Jeff Hicks, “Loosely Based: The Problems of Adaptation in Disney’s The Black Cauldron” is largely a critique of the Disney film adapted from the first two novels of Lloyd Alexander’s Chronicles of Prydain, itself derived from the Second Branch of the Mabinogi, based in a discussion of the difficulties of translating the violence and death of mythology to animation while trying to maintain a G rating.
Clay Kinchen Smith’s “We’re Not in Cymru Anymore: What’s Really Happening in the Online Mabinogi” is, in essence, a diatribe against consumerism and the political and social neomedievalism implicit in our ever-shrinking world. The connection is with Welsh mythology is simply that the game, although given the title Mabinogi, doesn’t draw on Welsh sources at all.
Audrey L. Becker, in “Temporality, Teleology and the Mabinogi in the Twenty-First Century,” considers three contemporary adaptations of the Mabinogi — film, video game, and novella.

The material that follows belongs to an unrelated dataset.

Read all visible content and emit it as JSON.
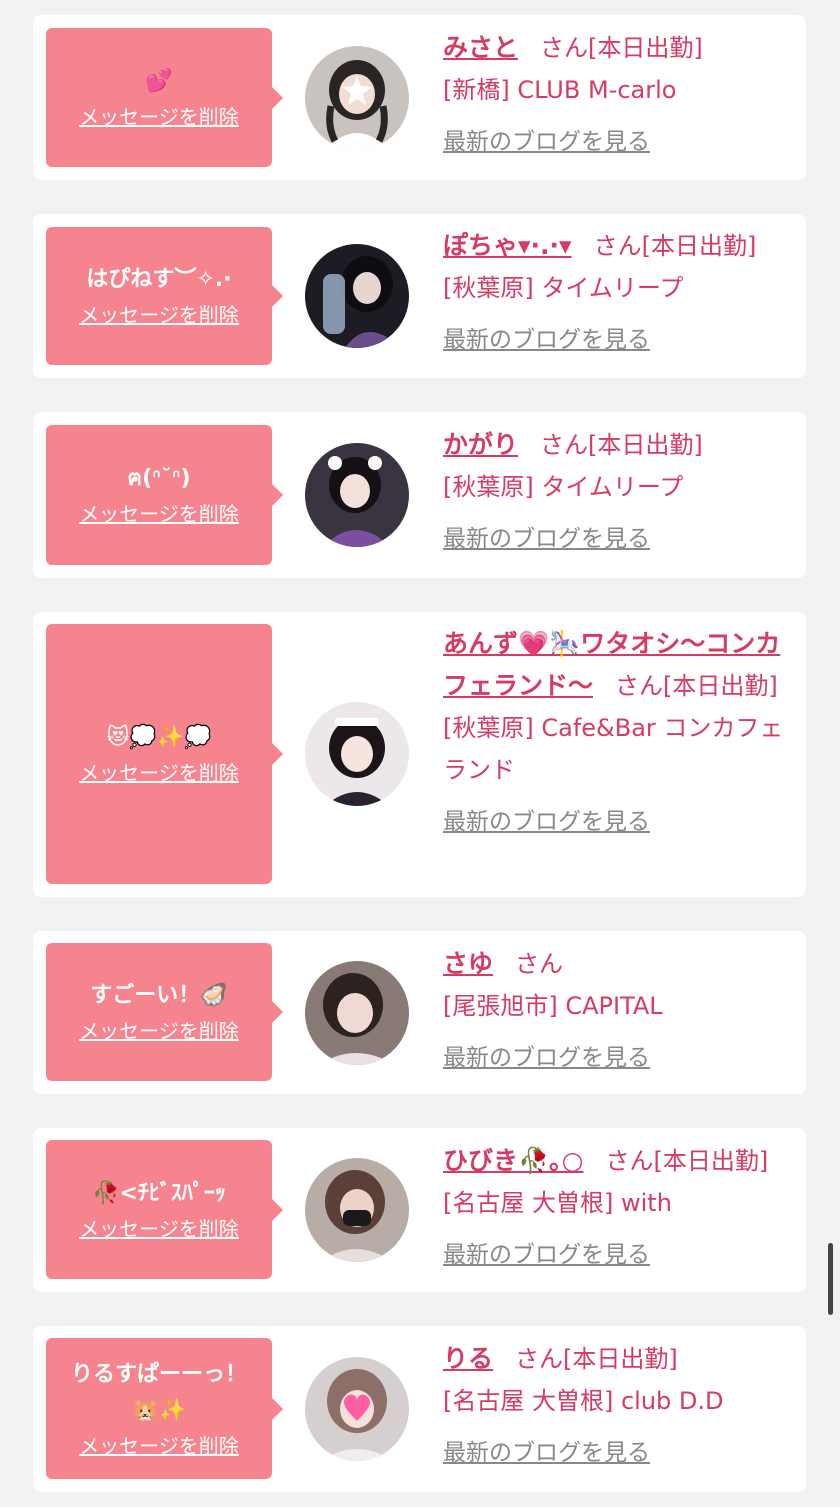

She notes particularly that these contemporary appropriations have been produced by Welsh creators and producers, in distinction to the Online Mabinogi, which utilizes characters but doesn’t connect to the meanings of the original.
The essays, as they begin to deal with more contemporary adaptations into different media, move farther and farther away from any real focus on Welsh mythology. This is not to say that the various writers’ offerings are not, in themselves, valid discussions, but that the very tenuousness of the connection calls into question the collection’s central thesis, as stated by Becker in her concluding essay: “We appear to be having a Mabinogi moment.”
One further note: as is fairly common in collections of this sort, there is a variety of critical approaches that are more or less dressed up in critical jargon. If you’re not up on “onomastic connections” or “teleological meanings,” be warned.